Chinese streamers need qualifications to talk about professional topics

Chinese streamers need qualifications to talk about professional topics
FILE PHOTO: Livestreaming sessions by Chinese livestreamers Li Jiaqi and Viya, whose real name is Huang Wei, (L) are seen on Alibaba’s e-commerce app Taobao displayed on mobile phones in this illustration picture taken December 14, 2021. REUTERS/Florence Lo/Illustration

Have you ever BS’d your way through a conversation so well that 10 minutes in, you realize you’re still talking and have no idea what you’re talking about? Well, according to the Chinese government, online influencers don’t have the liberty to do that anymore.

According to China’s State Administration of Radio and Television and the Ministry of Culture and Tourism, content that requires a “higher professional level” (think medicine or law) will require credentials to be discussed. What this means is that influencers, including video game livestreamers and celebrities, will need to show their credentials to livestreaming platforms. Then, it will be up to those platforms to review them.

This is another step in a long line of Beijing’s efforts to crack down on China’s biggest tech companies like Tencent and Alibaba and clean up the trendy livestreaming industry. Over the past year and a half, the country has put in a number of new regulations on tech and streaming, such as banning children under 16 from watching livestreams after 10 p.m. and preventing kids from buying virtual gifts for their favorite streamers.

The two agencies laid out a general “code of conduct” for streamers, which includes preventing them from using Deepfake technology to tamper with party or state leaders and showing excessive food waste or excessively luxurious lifestyles, and it prohibits content that could be considered sexually suggestive or provocative.

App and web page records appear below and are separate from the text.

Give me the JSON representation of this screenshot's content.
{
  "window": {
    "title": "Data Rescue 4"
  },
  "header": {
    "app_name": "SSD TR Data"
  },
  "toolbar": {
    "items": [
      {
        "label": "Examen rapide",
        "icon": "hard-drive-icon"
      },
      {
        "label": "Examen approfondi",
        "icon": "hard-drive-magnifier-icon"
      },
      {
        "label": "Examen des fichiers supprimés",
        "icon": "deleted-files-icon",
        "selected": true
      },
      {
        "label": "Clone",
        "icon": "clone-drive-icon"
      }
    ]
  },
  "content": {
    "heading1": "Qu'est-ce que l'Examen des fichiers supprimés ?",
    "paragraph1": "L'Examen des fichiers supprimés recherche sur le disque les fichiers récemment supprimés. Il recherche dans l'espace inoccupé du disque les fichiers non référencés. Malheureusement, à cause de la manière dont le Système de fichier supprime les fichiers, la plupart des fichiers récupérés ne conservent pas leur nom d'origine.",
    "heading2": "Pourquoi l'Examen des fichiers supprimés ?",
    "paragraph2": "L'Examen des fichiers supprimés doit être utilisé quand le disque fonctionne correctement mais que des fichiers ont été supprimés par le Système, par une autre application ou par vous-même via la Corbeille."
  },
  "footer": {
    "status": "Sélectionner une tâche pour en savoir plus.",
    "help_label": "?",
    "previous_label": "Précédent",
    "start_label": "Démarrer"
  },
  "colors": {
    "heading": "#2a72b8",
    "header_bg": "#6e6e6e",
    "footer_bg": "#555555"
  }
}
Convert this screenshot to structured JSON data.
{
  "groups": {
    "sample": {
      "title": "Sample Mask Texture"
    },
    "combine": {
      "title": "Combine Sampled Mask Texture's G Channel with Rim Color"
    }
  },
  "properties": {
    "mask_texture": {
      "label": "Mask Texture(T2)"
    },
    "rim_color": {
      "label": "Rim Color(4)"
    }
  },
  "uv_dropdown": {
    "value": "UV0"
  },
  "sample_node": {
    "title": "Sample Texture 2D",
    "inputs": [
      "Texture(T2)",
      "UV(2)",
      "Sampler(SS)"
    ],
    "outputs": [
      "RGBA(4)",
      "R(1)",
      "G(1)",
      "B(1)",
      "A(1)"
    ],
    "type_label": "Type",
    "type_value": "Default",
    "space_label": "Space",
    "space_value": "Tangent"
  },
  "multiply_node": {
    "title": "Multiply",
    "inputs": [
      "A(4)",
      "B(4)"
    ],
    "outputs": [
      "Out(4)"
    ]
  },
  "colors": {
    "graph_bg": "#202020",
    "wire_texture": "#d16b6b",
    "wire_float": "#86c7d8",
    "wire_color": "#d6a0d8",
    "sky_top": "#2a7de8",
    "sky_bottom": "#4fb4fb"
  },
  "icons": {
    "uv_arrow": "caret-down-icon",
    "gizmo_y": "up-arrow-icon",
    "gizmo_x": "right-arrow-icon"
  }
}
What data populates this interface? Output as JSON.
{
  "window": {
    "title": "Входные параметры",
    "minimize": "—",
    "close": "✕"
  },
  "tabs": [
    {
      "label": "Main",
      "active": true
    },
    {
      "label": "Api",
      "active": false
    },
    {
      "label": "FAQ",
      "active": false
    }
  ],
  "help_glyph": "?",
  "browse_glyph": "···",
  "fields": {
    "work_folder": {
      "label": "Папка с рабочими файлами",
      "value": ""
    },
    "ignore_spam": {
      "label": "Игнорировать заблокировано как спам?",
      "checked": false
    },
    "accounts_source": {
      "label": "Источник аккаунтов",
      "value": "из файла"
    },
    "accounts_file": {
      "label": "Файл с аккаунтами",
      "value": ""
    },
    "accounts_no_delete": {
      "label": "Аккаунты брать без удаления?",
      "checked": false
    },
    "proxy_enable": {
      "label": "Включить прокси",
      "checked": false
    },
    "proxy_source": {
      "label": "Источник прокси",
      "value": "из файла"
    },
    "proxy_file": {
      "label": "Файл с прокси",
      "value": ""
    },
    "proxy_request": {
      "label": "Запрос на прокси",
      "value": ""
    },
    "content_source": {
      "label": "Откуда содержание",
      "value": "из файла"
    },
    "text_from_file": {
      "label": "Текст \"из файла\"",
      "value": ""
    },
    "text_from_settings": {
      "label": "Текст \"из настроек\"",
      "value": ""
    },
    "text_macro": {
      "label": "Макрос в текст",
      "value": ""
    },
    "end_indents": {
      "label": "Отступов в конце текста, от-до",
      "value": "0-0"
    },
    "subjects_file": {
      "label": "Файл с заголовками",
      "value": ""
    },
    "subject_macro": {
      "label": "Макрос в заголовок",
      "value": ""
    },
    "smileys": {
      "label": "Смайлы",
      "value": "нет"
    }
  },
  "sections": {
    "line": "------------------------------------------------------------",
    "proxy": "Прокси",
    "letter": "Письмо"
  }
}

So here’s a pretty simple translation: stay in your lane, streamers.